The result: both the Andalusia and Dothan events occurred in consecutive weeks.
“That was a bit of a crunch, especially for our world operators — our businesses who opt to be here. They have to take time away from their normal business operations to do this,” Carr says.
A team of longtime volunteers, including some from WEC, ensured both events operated efficiently. Carr says feedback from both students and businesses validated the decision to expand to two events.
“The kids are getting more time to spend with each of the companies and put their hands on things, whereas before they had to rush through,” she says. “By the same token, the vendors are getting to spend more time with students and really have an impact.
“Seeing the kids not having to rush, not having to fight for attention with the companies — that says it all. It’s all worth the blood, sweat and tears and tense sleepless nights.”
Not only did officials opt to expand Worlds of Work into two events, they bolstered the program by including high school juniors who participate in career-technical classes. Carr says her team hopes to include all high school juniors in next year’s event.
Adding the older students allows officials to reinforce lessons and opportunities first presented to area students when they were three years younger. It also provides a gauge into the program’s effectiveness.
Several juniors who attended this year’s event had fond memories of the Worlds of Work they attended as eighth graders.
“There were so many different things, especially in the electrical industry,” Geneva County High School student Emily Hamm says. “It was very hands-on, very interactive and fun.”
But Hamm and her friends Alyssa Sellers and Kirah Lawson represent why expansion of Worlds of Work to juniors will be beneficial.
Hamm wasn’t sure of her career preference in March. And while Lawson wants to pursue a career in the medical field, she attended this year’s event to explore where that might lead her.
Sellers was fascinated with a computer demonstration but wanted to learn more about the utilities industries.
“I hope to learn more about the power lines because you see those everywhere,” she says. “I think it’s really fascinating.”
That is a trend noticed in recent years by Johnny Hudson, a working foreman of one of WEC’s linemen crews. After several Worlds of Work visits and many of WEC’s Education Power Station demonstrations at area schools, Hudson has noticed more students have gained an interest in the electrical sector.
“When we ask questions at the schools, they’ll already know the answers because they learned them here — or vice versa,” he says. “They pick up on the information well.”
Hudson says the Education Power Station demonstrations differ from the display set up by WEC employees at Worlds of Work. While the Education Power Station — which has a variety of electrical equipment attached to a trailer — is used only for discussions, students can interact with the tools and equipment on display at Worlds of Work.
“We’re flexible with this setup. We’ll put some new things in here and there and change it up occasionally,” Hudson says. “We find out what the kids like to do and keep that stuff.”

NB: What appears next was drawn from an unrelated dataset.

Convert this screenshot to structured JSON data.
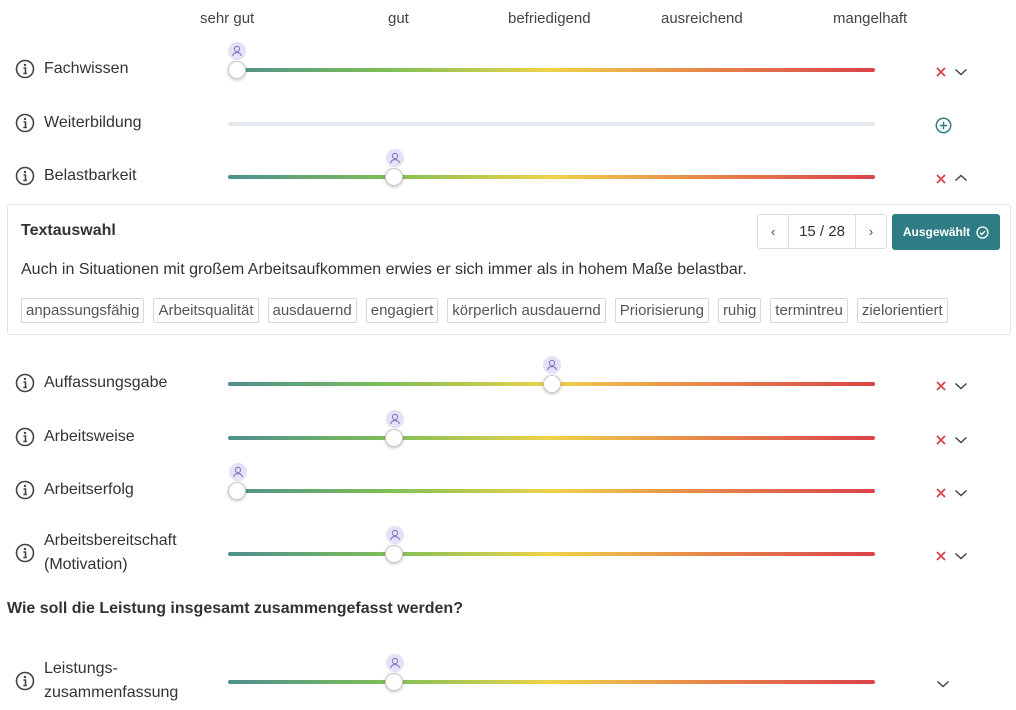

“Seeing everything explained to us and how everything works is pretty cool,” Sellers notes.
Carr notes the revamped Worlds of Work created some unanticipated benefits.

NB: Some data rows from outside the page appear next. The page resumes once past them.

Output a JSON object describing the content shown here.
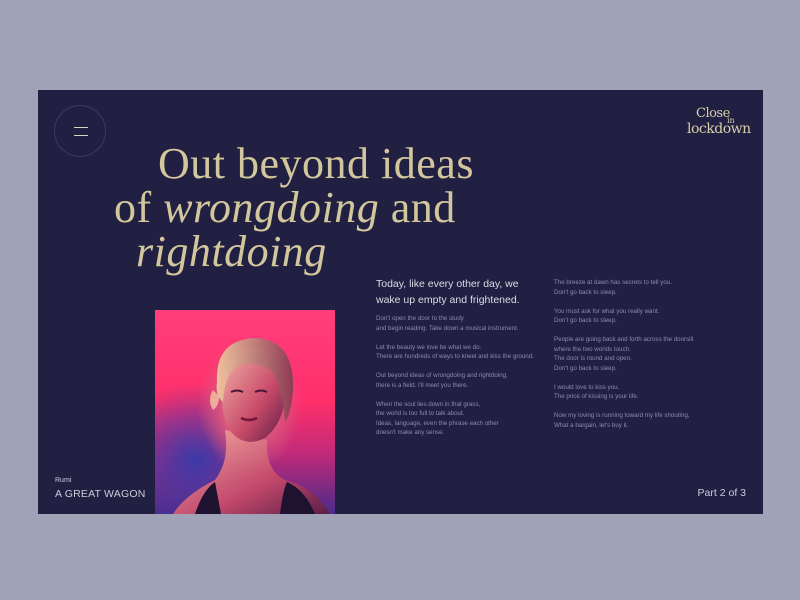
{
  "logo": {
    "word1": "Close",
    "word2": "in",
    "word3": "lockdown"
  },
  "headline": {
    "line1": "Out beyond ideas",
    "line2_prefix": "of ",
    "line2_em": "wrongdoing",
    "line2_suffix": " and",
    "line3_em": "rightdoing"
  },
  "intro": "Today, like every other day, we wake up empty and frightened.",
  "poem_left": [
    [
      "Don't open the door to the study",
      "and begin reading. Take down a musical instrument."
    ],
    [
      "Let the beauty we love be what we do.",
      "There are hundreds of ways to kneel and kiss the ground."
    ],
    [
      "Out beyond ideas of wrongdoing and rightdoing,",
      "there is a field. I'll meet you there."
    ],
    [
      "When the soul lies down in that grass,",
      "the world is too full to talk about.",
      "Ideas, language, even the phrase each other",
      "doesn't make any sense."
    ]
  ],
  "poem_right": [
    [
      "The breeze at dawn has secrets to tell you.",
      "Don't go back to sleep."
    ],
    [
      "You must ask for what you really want.",
      "Don't go back to sleep."
    ],
    [
      "People are going back and forth across the doorsill",
      "where the two worlds touch.",
      "The door is round and open.",
      "Don't go back to sleep."
    ],
    [
      "I would love to kiss you.",
      "The price of kissing is your life."
    ],
    [
      "Now my loving is running toward my life shouting,",
      "What a bargain, let's buy it."
    ]
  ],
  "author": {
    "name": "Rumi",
    "title": "A GREAT WAGON"
  },
  "pager": "Part 2 of 3",
  "colors": {
    "page_bg": "#a0a3b8",
    "panel_bg": "#211f42",
    "accent_gold": "#d2c79c",
    "photo_pink": "#ff3f7b"
  },
  "icons": {
    "menu": "hamburger-icon"
  }
}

For one, almost every business brought more personnel to this year’s event. This allowed for even more interaction between industry leaders and students.
Additionally, local community college students served as tour guides through the sprawling National Peanut Festival complex. This placed students close to entering the workforce in front of business leaders potentially looking for help.
“We’ve actually seen them interacting with some of the world vendors and realizing the degree they are getting is useful at certain companies,” Carr says.
These developments and others help satisfy Carr and those in her organization.
“One event is a lot of work, but we’ve all seen the value of having two different events,” she says. “At the end of the day, this is what we’re paid to do: connect businesses with students. It’s been awesome.”